• What this task involves: For this exercise, return all the data word for word, with images left out.

• Supplied material:
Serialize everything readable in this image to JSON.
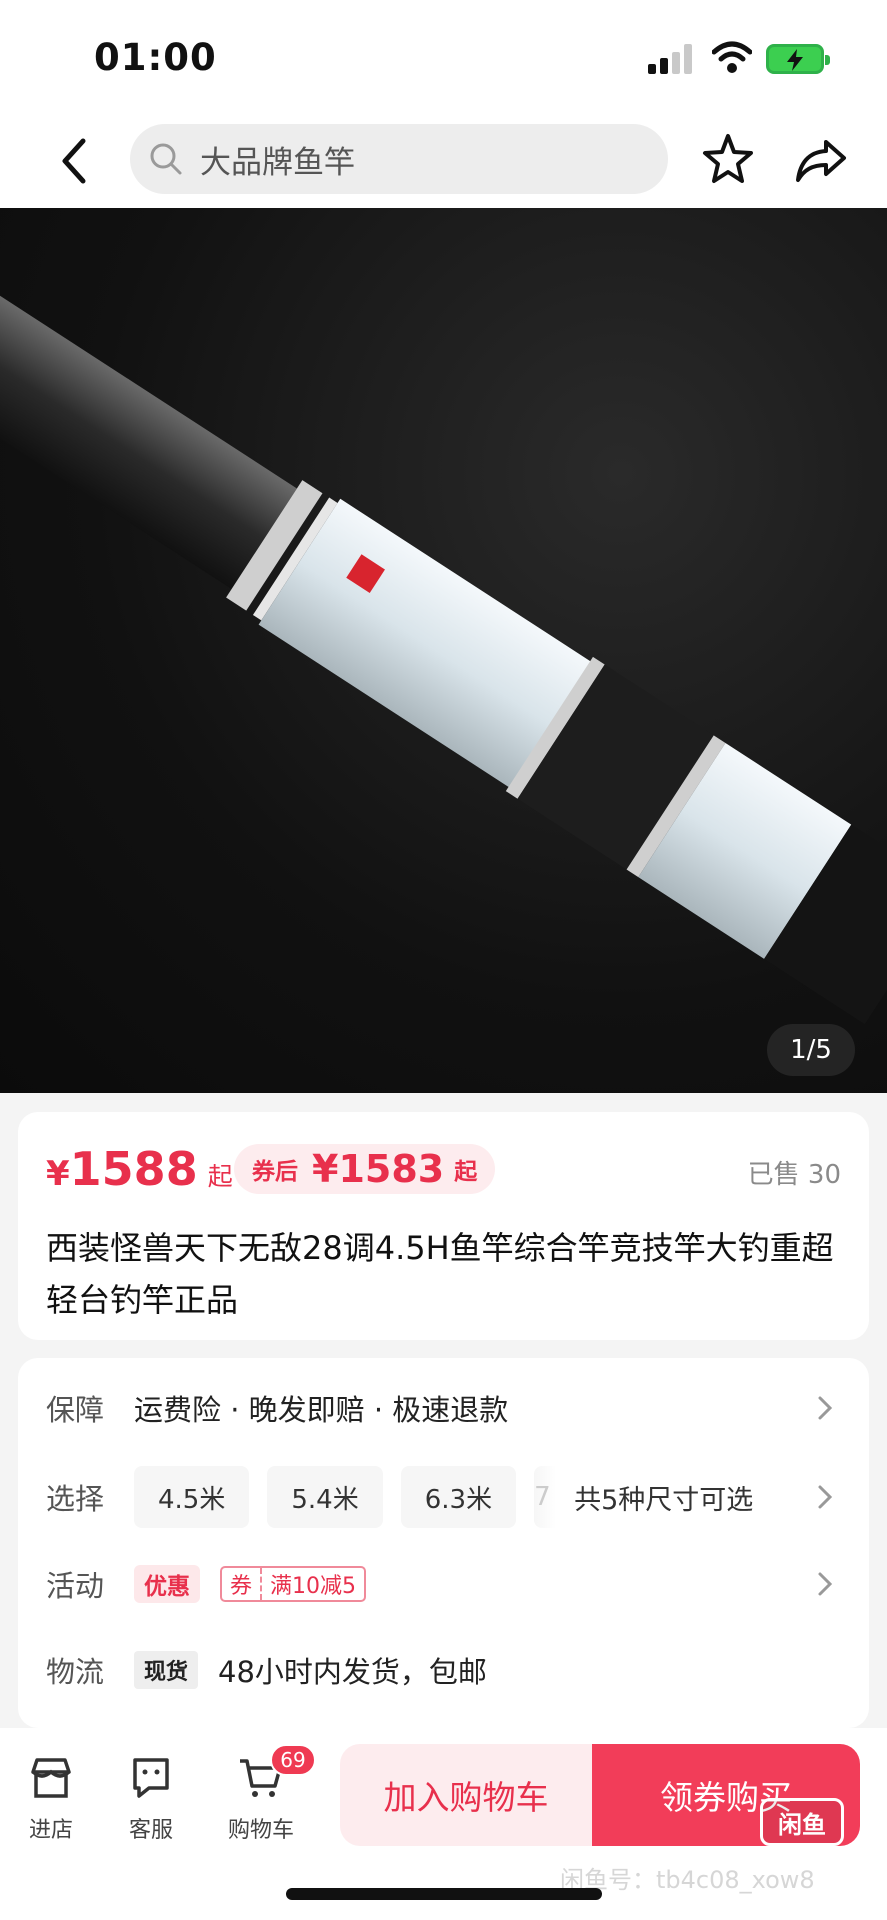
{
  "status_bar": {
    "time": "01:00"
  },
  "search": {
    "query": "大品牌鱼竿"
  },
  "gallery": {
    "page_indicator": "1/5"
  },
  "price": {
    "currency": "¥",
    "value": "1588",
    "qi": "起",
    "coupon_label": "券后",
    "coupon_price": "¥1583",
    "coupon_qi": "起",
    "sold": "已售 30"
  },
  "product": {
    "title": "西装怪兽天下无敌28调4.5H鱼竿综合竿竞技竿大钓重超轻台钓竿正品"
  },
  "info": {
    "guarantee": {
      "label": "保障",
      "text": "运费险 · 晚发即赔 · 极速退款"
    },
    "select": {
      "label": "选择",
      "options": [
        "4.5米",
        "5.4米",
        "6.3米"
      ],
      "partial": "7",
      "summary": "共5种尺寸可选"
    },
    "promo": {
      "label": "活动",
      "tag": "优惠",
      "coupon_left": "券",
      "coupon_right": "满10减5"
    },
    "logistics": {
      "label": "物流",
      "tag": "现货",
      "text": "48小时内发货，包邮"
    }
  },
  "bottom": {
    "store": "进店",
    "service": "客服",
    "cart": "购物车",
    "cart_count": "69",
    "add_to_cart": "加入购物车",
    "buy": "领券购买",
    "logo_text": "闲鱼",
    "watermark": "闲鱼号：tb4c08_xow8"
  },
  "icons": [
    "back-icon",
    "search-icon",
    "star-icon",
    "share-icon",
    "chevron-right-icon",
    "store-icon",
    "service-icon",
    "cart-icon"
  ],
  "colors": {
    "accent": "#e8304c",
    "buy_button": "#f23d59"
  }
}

• Answer for this exercise:
Serialize everything readable in this image to JSON.
{
  "status_bar": {
    "time": "01:00"
  },
  "search": {
    "query": "大品牌鱼竿"
  },
  "gallery": {
    "page_indicator": "1/5"
  },
  "price": {
    "currency": "¥",
    "value": "1588",
    "qi": "起",
    "coupon_label": "券后",
    "coupon_price": "¥1583",
    "coupon_qi": "起",
    "sold": "已售 30"
  },
  "product": {
    "title": "西装怪兽天下无敌28调4.5H鱼竿综合竿竞技竿大钓重超轻台钓竿正品"
  },
  "info": {
    "guarantee": {
      "label": "保障",
      "text": "运费险 · 晚发即赔 · 极速退款"
    },
    "select": {
      "label": "选择",
      "options": [
        "4.5米",
        "5.4米",
        "6.3米"
      ],
      "partial": "7",
      "summary": "共5种尺寸可选"
    },
    "promo": {
      "label": "活动",
      "tag": "优惠",
      "coupon_left": "券",
      "coupon_right": "满10减5"
    },
    "logistics": {
      "label": "物流",
      "tag": "现货",
      "text": "48小时内发货，包邮"
    }
  },
  "bottom": {
    "store": "进店",
    "service": "客服",
    "cart": "购物车",
    "cart_count": "69",
    "add_to_cart": "加入购物车",
    "buy": "领券购买",
    "logo_text": "闲鱼",
    "watermark": "闲鱼号：tb4c08_xow8"
  },
  "icons": [
    "back-icon",
    "search-icon",
    "star-icon",
    "share-icon",
    "chevron-right-icon",
    "store-icon",
    "service-icon",
    "cart-icon"
  ],
  "colors": {
    "accent": "#e8304c",
    "buy_button": "#f23d59"
  }
}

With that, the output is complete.